“Dear Diary, we fell apart //
Welcome to the life of Electra Heart”
So returns Marina and the Diamonds – in a haunting, adult form. Electra Heart is a character story: the titular character at once a heartless temptress and also desperate for love and fame, the album a thematic questioning of the dream Electra chases.
There are still the same Marina elements – her deep mellifluous voice liberally peppered with electronic effects, the love of synths, the obsession with obsession itself, and fame… This time, however, they’re employed in a more mature sense. The time spent travelling, performing and ruminating (and the help of a good producer or thirteen) has given her that breathing space to develop a great sophomore album.
Diamandis switches between several viewpoints – a vicious, catty, seductive and ultimately vapid temptress ( Bubblegum Bitch, Primadonna ); a more pleading character ( Lies, State of Dreaming, Valley of the Dolls, Hypocrates ); and a clearer, sanguine voice ( Starring Role, Fear and Loathing ). This is best expressed in those tracks where they’re all at play – such as Teen Idle where soaring, vicious legato in the verse play against the über-catchy ‘super-super-super-suicidal’ chorus. Tracks like these get to the essence of Electra: that catch-22 of being smart enough to know you can’t get satisfaction from being judged on looks alone but still craving the superficial adoration of celebrity nonetheless.
When I first listened to her debut album, I was struck by the mishmash of influences leading to an off-kilter album structure. The same impulse is at play here, but this time employed to impressive effect. Funneled through the story of Electra, a structure is allowed to form and give a sense of progression, from the angry teen anthem of Bubblegum Bitch through the plaintive Living Dead and on to the cathartic Fear and Loathing.
This focus is audible in technical aspects, too: Primadonna feels like Diamandis has finally worked out how to employ the spoken not-quite-rap-singing technique that was so awkward in I am not a Robot.
Still, there are the blatant references: Marilyn Monroe, Jacqueline Susann. There are also nods – such as the glimpses of S Club 7’s Tragedy in the intro to Power & Control or Soft Cell in State of Dreaming. Usually, though, the citations are layered so thick and fast, that it’s hard to place them – like in Buy the Stars, where they build a tapestry, the combination something unique and precious.
The deluxe edition comes with four additional tracks, including the earworm Radioactive, whose staccato chords can get caught in your head for days. When I started writing this review, I originally started to bemoan the exclusion of Radioactive in the regular album version – but having listened to it a few times now, it makes sense. These are more a bridge to Family Jewels – Sex Yeah could have been an off cut and the “January through December” in Lonely Hearts Club has had relations with Obsessions – with Buy the Stars that crossover to Fear and Loathing.

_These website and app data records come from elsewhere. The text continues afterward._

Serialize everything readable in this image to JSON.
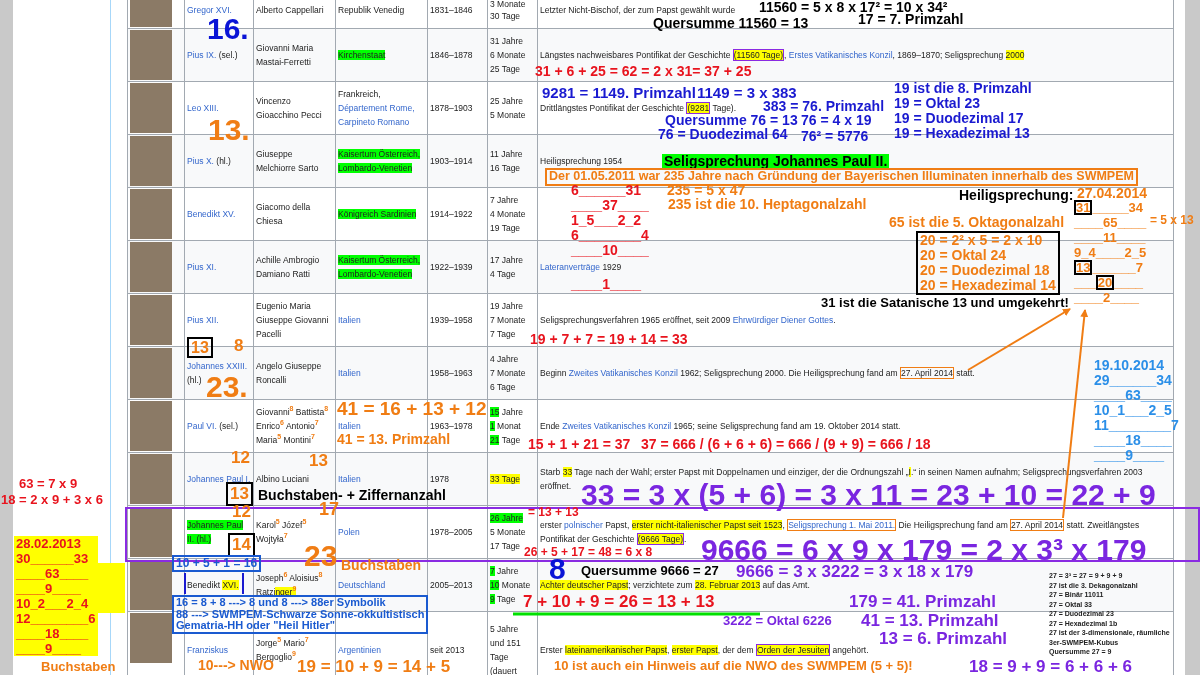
{
  "table": {
    "rows": [
      {
        "name": [
          {
            "text": "Gregor XVI.",
            "kind": "link"
          }
        ],
        "birth_name": [
          {
            "text": "Alberto Cappellari",
            "kind": "text"
          }
        ],
        "country": [
          {
            "text": "Republik Venedig",
            "kind": "text"
          }
        ],
        "years": "1831–1846",
        "duration": [
          [
            {
              "text": "3 Monate",
              "kind": "text"
            }
          ],
          [
            {
              "text": "30 Tage",
              "kind": "text"
            }
          ]
        ],
        "remarks": [
          {
            "text": "Letzter Nicht-Bischof, der zum Papst gewählt wurde",
            "kind": "text"
          }
        ]
      },
      {
        "name": [
          {
            "text": "Pius IX.",
            "kind": "link"
          },
          {
            "text": " (sel.)",
            "kind": "text"
          }
        ],
        "birth_name": [
          {
            "text": "Giovanni Maria Mastai-Ferretti",
            "kind": "text"
          }
        ],
        "country": [
          {
            "text": "Kirchenstaat",
            "kind": "green"
          }
        ],
        "years": "1846–1878",
        "duration": [
          [
            {
              "text": "31 Jahre",
              "kind": "text"
            }
          ],
          [
            {
              "text": "6 Monate",
              "kind": "text"
            }
          ],
          [
            {
              "text": "25 Tage",
              "kind": "text"
            }
          ]
        ],
        "remarks": [
          {
            "text": "Längstes nachweisbares Pontifikat der Geschichte ",
            "kind": "text"
          },
          {
            "text": "(11560 Tage)",
            "kind": "boxedmark"
          },
          {
            "text": ", ",
            "kind": "text"
          },
          {
            "text": "Erstes Vatikanisches Konzil",
            "kind": "link"
          },
          {
            "text": ", 1869–1870; Seligsprechung ",
            "kind": "text"
          },
          {
            "text": "2000",
            "kind": "yellow"
          }
        ]
      },
      {
        "name": [
          {
            "text": "Leo XIII.",
            "kind": "link"
          }
        ],
        "birth_name": [
          {
            "text": "Vincenzo Gioacchino Pecci",
            "kind": "text"
          }
        ],
        "country": [
          {
            "text": "Frankreich,",
            "kind": "text"
          },
          {
            "text": "Département Rome,",
            "kind": "link"
          },
          {
            "text": "Carpineto Romano",
            "kind": "link"
          }
        ],
        "years": "1878–1903",
        "duration": [
          [
            {
              "text": "25 Jahre",
              "kind": "text"
            }
          ],
          [
            {
              "text": "5 Monate",
              "kind": "text"
            }
          ]
        ],
        "remarks": [
          {
            "text": "Drittlängstes Pontifikat der Geschichte ",
            "kind": "text"
          },
          {
            "text": "(9281",
            "kind": "boxedmark"
          },
          {
            "text": " Tage).",
            "kind": "text"
          }
        ]
      },
      {
        "name": [
          {
            "text": "Pius X.",
            "kind": "link"
          },
          {
            "text": " (hl.)",
            "kind": "text"
          }
        ],
        "birth_name": [
          {
            "text": "Giuseppe Melchiorre Sarto",
            "kind": "text"
          }
        ],
        "country": [
          {
            "text": "Kaisertum Österreich,",
            "kind": "green"
          },
          {
            "text": "Lombardo-Venetien",
            "kind": "green"
          }
        ],
        "years": "1903–1914",
        "duration": [
          [
            {
              "text": "11 Jahre",
              "kind": "text"
            }
          ],
          [
            {
              "text": "16 Tage",
              "kind": "text"
            }
          ]
        ],
        "remarks": [
          {
            "text": "Heiligsprechung 1954",
            "kind": "text"
          }
        ]
      },
      {
        "name": [
          {
            "text": "Benedikt XV.",
            "kind": "link"
          }
        ],
        "birth_name": [
          {
            "text": "Giacomo della Chiesa",
            "kind": "text"
          }
        ],
        "country": [
          {
            "text": "Königreich Sardinien",
            "kind": "green"
          }
        ],
        "years": "1914–1922",
        "duration": [
          [
            {
              "text": "7 Jahre",
              "kind": "text"
            }
          ],
          [
            {
              "text": "4 Monate",
              "kind": "text"
            }
          ],
          [
            {
              "text": "19 Tage",
              "kind": "text"
            }
          ]
        ]
      },
      {
        "name": [
          {
            "text": "Pius XI.",
            "kind": "link"
          }
        ],
        "birth_name": [
          {
            "text": "Achille Ambrogio Damiano Ratti",
            "kind": "text"
          }
        ],
        "country": [
          {
            "text": "Kaisertum Österreich,",
            "kind": "green"
          },
          {
            "text": "Lombardo-Venetien",
            "kind": "green"
          }
        ],
        "years": "1922–1939",
        "duration": [
          [
            {
              "text": "17 Jahre",
              "kind": "text"
            }
          ],
          [
            {
              "text": "4 Tage",
              "kind": "text"
            }
          ]
        ],
        "remarks": [
          {
            "text": "Lateranverträge",
            "kind": "link"
          },
          {
            "text": " 1929",
            "kind": "text"
          }
        ]
      },
      {
        "name": [
          {
            "text": "Pius XII.",
            "kind": "link"
          }
        ],
        "birth_name": [
          {
            "text": "Eugenio Maria Giuseppe Giovanni Pacelli",
            "kind": "text"
          }
        ],
        "country": [
          {
            "text": "Italien",
            "kind": "link"
          }
        ],
        "years": "1939–1958",
        "duration": [
          [
            {
              "text": "19 Jahre",
              "kind": "text"
            }
          ],
          [
            {
              "text": "7 Monate",
              "kind": "text"
            }
          ],
          [
            {
              "text": "7 Tage",
              "kind": "text"
            }
          ]
        ],
        "remarks": [
          {
            "text": "Seligsprechungsverfahren 1965 eröffnet, seit 2009 ",
            "kind": "text"
          },
          {
            "text": "Ehrwürdiger Diener Gottes",
            "kind": "link"
          },
          {
            "text": ".",
            "kind": "text"
          }
        ]
      },
      {
        "name": [
          {
            "text": "Johannes XXIII.",
            "kind": "link"
          },
          {
            "text": " (hl.)",
            "kind": "text"
          }
        ],
        "birth_name": [
          {
            "text": "Angelo Giuseppe Roncalli",
            "kind": "text"
          }
        ],
        "country": [
          {
            "text": "Italien",
            "kind": "link"
          }
        ],
        "years": "1958–1963",
        "duration": [
          [
            {
              "text": "4 Jahre",
              "kind": "text"
            }
          ],
          [
            {
              "text": "7 Monate",
              "kind": "text"
            }
          ],
          [
            {
              "text": "6 Tage",
              "kind": "text"
            }
          ]
        ],
        "remarks": [
          {
            "text": "Beginn ",
            "kind": "text"
          },
          {
            "text": "Zweites Vatikanisches Konzil",
            "kind": "link"
          },
          {
            "text": " 1962; Seligsprechung 2000. Die Heiligsprechung fand am ",
            "kind": "text"
          },
          {
            "text": "27. April 2014",
            "kind": "boxed"
          },
          {
            "text": " statt.",
            "kind": "text"
          }
        ]
      },
      {
        "name": [
          {
            "text": "Paul VI.",
            "kind": "link"
          },
          {
            "text": " (sel.)",
            "kind": "text"
          }
        ],
        "birth_name": [
          {
            "text": "Giovanni$^{8}$ Battista$^{8}$ Enrico$^{6}$ Antonio$^{7}$ Maria$^{5}$ Montini$^{7}$",
            "kind": "text"
          }
        ],
        "country": [
          {
            "text": "Italien",
            "kind": "link"
          }
        ],
        "years": "1963–1978",
        "duration": [
          [
            {
              "text": "15",
              "kind": "green"
            },
            {
              "text": " Jahre",
              "kind": "text"
            }
          ],
          [
            {
              "text": "1",
              "kind": "green"
            },
            {
              "text": " Monat",
              "kind": "text"
            }
          ],
          [
            {
              "text": "21",
              "kind": "green"
            },
            {
              "text": " Tage",
              "kind": "text"
            }
          ]
        ],
        "remarks": [
          {
            "text": "Ende ",
            "kind": "text"
          },
          {
            "text": "Zweites Vatikanisches Konzil",
            "kind": "link"
          },
          {
            "text": " 1965; seine Seligsprechung fand am 19. Oktober 2014 statt.",
            "kind": "text"
          }
        ]
      },
      {
        "name": [
          {
            "text": "Johannes Paul I.",
            "kind": "link"
          }
        ],
        "birth_name": [
          {
            "text": "Albino Luciani",
            "kind": "text"
          }
        ],
        "country": [
          {
            "text": "Italien",
            "kind": "link"
          }
        ],
        "years": "1978",
        "duration": [
          [
            {
              "text": "33 Tage",
              "kind": "yellow"
            }
          ]
        ],
        "remarks": [
          {
            "text": "Starb ",
            "kind": "text"
          },
          {
            "text": "33",
            "kind": "yellow"
          },
          {
            "text": " Tage nach der Wahl; erster Papst mit Doppelnamen und einziger, der die Ordnungszahl „",
            "kind": "text"
          },
          {
            "text": "I",
            "kind": "yellow"
          },
          {
            "text": ".“ in seinen Namen aufnahm; Seligsprechungsverfahren 2003 eröffnet.",
            "kind": "text"
          }
        ]
      },
      {
        "name": [
          {
            "text": "Johannes Paul II. (hl.)",
            "kind": "green"
          }
        ],
        "birth_name": [
          {
            "text": "Karol$^{5}$ Józef$^{5}$ Wojtyła$^{7}$",
            "kind": "text"
          }
        ],
        "country": [
          {
            "text": "Polen",
            "kind": "link"
          }
        ],
        "years": "1978–2005",
        "duration": [
          [
            {
              "text": "26 Jahre",
              "kind": "green"
            }
          ],
          [
            {
              "text": "5 Monate",
              "kind": "text"
            }
          ],
          [
            {
              "text": "17 Tage",
              "kind": "text"
            }
          ]
        ],
        "remarks": [
          {
            "text": "erster ",
            "kind": "text"
          },
          {
            "text": "polnischer",
            "kind": "link"
          },
          {
            "text": " Papst, ",
            "kind": "text"
          },
          {
            "text": "erster nicht-italienischer Papst seit 1523",
            "kind": "yellow"
          },
          {
            "text": ", ",
            "kind": "text"
          },
          {
            "text": "Seligsprechung 1. Mai 2011.",
            "kind": "boxedlink"
          },
          {
            "text": " Die Heiligsprechung fand am ",
            "kind": "text"
          },
          {
            "text": "27. April 2014",
            "kind": "boxed"
          },
          {
            "text": " statt. Zweitlängstes Pontifikat der Geschichte ",
            "kind": "text"
          },
          {
            "text": "(9666 Tage)",
            "kind": "boxedmark"
          },
          {
            "text": ".",
            "kind": "text"
          }
        ]
      },
      {
        "name": [
          {
            "text": "Benedikt ",
            "kind": "text"
          },
          {
            "text": "XVI.",
            "kind": "yellow"
          }
        ],
        "birth_name": [
          {
            "text": "Joseph$^{6}$ Aloisius$^{8}$ Ratzi",
            "kind": "text"
          },
          {
            "text": "nger$^{9}$",
            "kind": "yellow"
          }
        ],
        "country": [
          {
            "text": "Deutschland",
            "kind": "link"
          }
        ],
        "years": "2005–2013",
        "duration": [
          [
            {
              "text": "7",
              "kind": "green"
            },
            {
              "text": " Jahre",
              "kind": "text"
            }
          ],
          [
            {
              "text": "10",
              "kind": "green"
            },
            {
              "text": " Monate",
              "kind": "text"
            }
          ],
          [
            {
              "text": "9",
              "kind": "green"
            },
            {
              "text": " Tage",
              "kind": "text"
            }
          ]
        ],
        "remarks": [
          {
            "text": "Achter deutscher Papst",
            "kind": "yellow"
          },
          {
            "text": "; verzichtete zum ",
            "kind": "text"
          },
          {
            "text": "28. Februar 2013",
            "kind": "yellow"
          },
          {
            "text": " auf das Amt.",
            "kind": "text"
          }
        ]
      },
      {
        "name": [
          {
            "text": "Franziskus",
            "kind": "link"
          }
        ],
        "birth_name": [
          {
            "text": "Jorge$^{5}$ Mario$^{7}$ Bergoglio$^{9}$",
            "kind": "text"
          }
        ],
        "country": [
          {
            "text": "Argentinien",
            "kind": "link"
          }
        ],
        "years": "seit 2013",
        "duration": [
          [
            {
              "text": "5 Jahre",
              "kind": "text"
            }
          ],
          [
            {
              "text": "und 151",
              "kind": "text"
            }
          ],
          [
            {
              "text": "Tage",
              "kind": "text"
            }
          ],
          [
            {
              "text": "(dauert",
              "kind": "text"
            }
          ]
        ],
        "remarks": [
          {
            "text": "Erster ",
            "kind": "text"
          },
          {
            "text": "lateinamerikanischer Papst",
            "kind": "yellow"
          },
          {
            "text": ", ",
            "kind": "text"
          },
          {
            "text": "erster Papst",
            "kind": "yellow"
          },
          {
            "text": ", der dem ",
            "kind": "text"
          },
          {
            "text": "Orden der Jesuiten",
            "kind": "boxedmark"
          },
          {
            "text": " angehört.",
            "kind": "text"
          }
        ]
      }
    ]
  },
  "annotations": [
    {
      "text": "16.",
      "color": "#0a14d6",
      "kind": "plain"
    },
    {
      "text": "11560 = 5 x 8 x 17² = 10 x 34²",
      "color": "#000000",
      "kind": "plain"
    },
    {
      "text": "Quersumme 11560 = 13",
      "color": "#000000",
      "kind": "plain"
    },
    {
      "text": "17 = 7. Primzahl",
      "color": "#000000",
      "kind": "plain"
    },
    {
      "text": "31 + 6 + 25 = 62 = 2 x 31= 37 + 25",
      "color": "#e8141e",
      "kind": "plain"
    },
    {
      "text": "13.",
      "color": "#f07d14",
      "kind": "plain"
    },
    {
      "text": "9281 = 1149. Primzahl",
      "color": "#1a1ad0",
      "kind": "plain"
    },
    {
      "text": "1149 = 3 x 383",
      "color": "#1a1ad0",
      "kind": "plain"
    },
    {
      "text": "Quersumme 76 = 13",
      "color": "#1a1ad0",
      "kind": "plain"
    },
    {
      "text": "76 = Duodezimal 64",
      "color": "#1a1ad0",
      "kind": "plain"
    },
    {
      "text": "383 = 76. Primzahl",
      "color": "#1a1ad0",
      "kind": "plain"
    },
    {
      "text": "76 = 4 x 19",
      "color": "#1a1ad0",
      "kind": "plain"
    },
    {
      "text": "76² = 5776",
      "color": "#1a1ad0",
      "kind": "plain"
    },
    {
      "text": "19 ist die 8. Primzahl\n19 = Oktal 23\n19 = Duodezimal 17\n19 = Hexadezimal 13",
      "color": "#1a1ad0",
      "kind": "plain"
    },
    {
      "text": "Seligsprechung Johannes Paul II.",
      "kind": "greenmark"
    },
    {
      "text": "Der 01.05.2011 war 235 Jahre nach Gründung der Bayerischen Illuminaten innerhalb des SWMPEM",
      "color": "#f07d14",
      "kind": "outlined"
    },
    {
      "text": "6______31\n____37____\n1_5___2_2\n6________4\n____10____",
      "color": "#e8141e",
      "kind": "plain"
    },
    {
      "text": "____1____",
      "color": "#e8141e",
      "kind": "plain"
    },
    {
      "text": "235 = 5 x 47",
      "color": "#f07d14",
      "kind": "plain"
    },
    {
      "text": "235 ist die 10. Heptagonalzahl",
      "color": "#f07d14",
      "kind": "plain"
    },
    {
      "text": "Heiligsprechung:",
      "color": "#000000",
      "kind": "plain"
    },
    {
      "text": "65 ist die 5. Oktagonalzahl",
      "color": "#f07d14",
      "kind": "plain"
    },
    {
      "text": "20 = 2² x 5 = 2 x 10\n20 = Oktal 24\n20 = Duodezimal 18\n20 = Hexadezimal 14",
      "color": "#f07d14",
      "kind": "boxed"
    },
    {
      "text": "31 ist die Satanische 13 und umgekehrt!",
      "color": "#000000",
      "kind": "plain"
    },
    {
      "text": "27.04.2014",
      "color": "#f07d14",
      "kind": "plain"
    },
    {
      "lines": [
        [
          {
            "text": "31",
            "kind": "boxed"
          },
          {
            "text": "_____34",
            "kind": "plain"
          }
        ],
        [
          {
            "text": "____65____",
            "kind": "plain"
          }
        ],
        [
          {
            "text": "____11____",
            "kind": "plain"
          }
        ],
        [
          {
            "text": "9_4____2_5",
            "kind": "plain"
          }
        ],
        [
          {
            "text": "13",
            "kind": "boxed"
          },
          {
            "text": "______7",
            "kind": "plain"
          }
        ],
        [
          {
            "text": "___",
            "kind": "plain"
          },
          {
            "text": "20",
            "kind": "boxed"
          },
          {
            "text": "____",
            "kind": "plain"
          }
        ],
        [
          {
            "text": "____2____",
            "kind": "plain"
          }
        ]
      ],
      "color": "#f07d14",
      "kind": "plain"
    },
    {
      "text": "= 5 x 13",
      "color": "#f07d14",
      "kind": "plain"
    },
    {
      "text": "13",
      "color": "#f07d14",
      "kind": "boxed"
    },
    {
      "text": "8",
      "color": "#f07d14",
      "kind": "plain"
    },
    {
      "text": "19 + 7 + 7 = 19 + 14 = 33",
      "color": "#e8141e",
      "kind": "plain"
    },
    {
      "text": "23.",
      "color": "#f07d14",
      "kind": "plain"
    },
    {
      "text": "41 = 16 + 13 + 12",
      "color": "#f07d14",
      "kind": "plain"
    },
    {
      "text": "41 = 13. Primzahl",
      "color": "#f07d14",
      "kind": "plain"
    },
    {
      "text": "15 + 1 + 21 = 37",
      "color": "#e8141e",
      "kind": "plain"
    },
    {
      "text": "37 = 666 / (6 + 6 + 6) = 666 / (9 + 9) = 666 / 18",
      "color": "#e8141e",
      "kind": "plain"
    },
    {
      "text": "12",
      "color": "#f07d14",
      "kind": "plain"
    },
    {
      "text": "13",
      "color": "#f07d14",
      "kind": "plain"
    },
    {
      "text": "19.10.2014\n29______34\n____63____\n10_1___2_5\n11________7\n____18____\n____9____",
      "color": "#2b8fe8",
      "kind": "plain"
    },
    {
      "text": "63 = 7 x 9",
      "color": "#e8141e",
      "kind": "plain"
    },
    {
      "text": "18 = 2 x 9 + 3 x 6",
      "color": "#e8141e",
      "kind": "plain"
    },
    {
      "text": "13",
      "color": "#f07d14",
      "kind": "boxed"
    },
    {
      "text": "Buchstaben- + Ziffernanzahl",
      "color": "#000000",
      "kind": "plain"
    },
    {
      "text": "12",
      "color": "#f07d14",
      "kind": "plain"
    },
    {
      "text": "17",
      "color": "#f07d14",
      "kind": "plain"
    },
    {
      "text": "= 13 + 13",
      "color": "#e8141e",
      "kind": "plain"
    },
    {
      "text": "33 = 3 x (5 + 6) = 3 x 11 = 23 + 10 = 22 + 9",
      "color": "#7a26e0",
      "kind": "plain"
    },
    {
      "text": "28.02.2013\n30______33\n____63____\n____9____\n10_2___2_4\n12________6\n____18____\n____9____",
      "color": "#e8141e",
      "kind": "yellowmark"
    },
    {
      "text": "14",
      "color": "#f07d14",
      "kind": "boxed"
    },
    {
      "text": "10 + 5 + 1 = 16",
      "color": "#1a5ad0",
      "kind": "outlined"
    },
    {
      "text": "23",
      "color": "#f07d14",
      "kind": "plain"
    },
    {
      "text": "Buchstaben",
      "color": "#f07d14",
      "kind": "plain"
    },
    {
      "text": "26 + 5 + 17 = 48 = 6 x 8",
      "color": "#e8141e",
      "kind": "plain"
    },
    {
      "text": "8",
      "color": "#0a14d6",
      "kind": "plain"
    },
    {
      "text": "Quersumme 9666 = 27",
      "color": "#000000",
      "kind": "plain"
    },
    {
      "text": "9666 = 6 x 9 x 179 = 2 x 3³ x 179",
      "color": "#7a26e0",
      "kind": "plain"
    },
    {
      "text": "9666 = 3 x 3222 = 3 x 18 x 179",
      "color": "#7a26e0",
      "kind": "plain"
    },
    {
      "text": "16 = 8 + 8 ---> 8 und 8 ---> 88er Symbolik\n88 ---> SWMPEM-Schwarze Sonne-okkultistisch\nGematria-HH oder \"Heil Hitler\"",
      "color": "#1a5ad0",
      "kind": "outlined"
    },
    {
      "text": "7 + 10 + 9 = 26 = 13 + 13",
      "color": "#e8141e",
      "kind": "plain"
    },
    {
      "text": "3222 = Oktal 6226",
      "color": "#7a26e0",
      "kind": "plain"
    },
    {
      "text": "179 = 41. Primzahl",
      "color": "#7a26e0",
      "kind": "plain"
    },
    {
      "text": "41 = 13. Primzahl",
      "color": "#7a26e0",
      "kind": "plain"
    },
    {
      "text": "13 = 6. Primzahl",
      "color": "#7a26e0",
      "kind": "plain"
    },
    {
      "text": "Buchstaben",
      "color": "#f07d14",
      "kind": "plain"
    },
    {
      "text": "10---> NWO",
      "color": "#f07d14",
      "kind": "plain"
    },
    {
      "text": "19 = 10 + 9 = 14 + 5",
      "color": "#f07d14",
      "kind": "plain"
    },
    {
      "text": "10 ist auch ein Hinweis auf die NWO des SWMPEM (5 + 5)!",
      "color": "#f07d14",
      "kind": "plain"
    },
    {
      "text": "27 = 3³ = 27 = 9 + 9 + 9\n27 ist die 3. Dekagonalzahl\n27 = Binär 11011\n27 = Oktal 33\n27 = Duodezimal 23\n27 = Hexadezimal 1b\n27 ist der 3-dimensionale, räumliche\n3er-SWMPEM-Kubus\nQuersumme 27 = 9",
      "color": "#222222",
      "kind": "plain"
    },
    {
      "text": "18 = 9 + 9 = 6 + 6 + 6",
      "color": "#7a26e0",
      "kind": "plain"
    }
  ]
}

This is the sort of album that grows on you with every listen. It’s cleverly made without being too clever, well thought and spaced out, and there’s a sense of thoughtfulness behind it that doesn’t lose the playfulness. For all the semi-serious posturing, I think Marina might be coming into her own.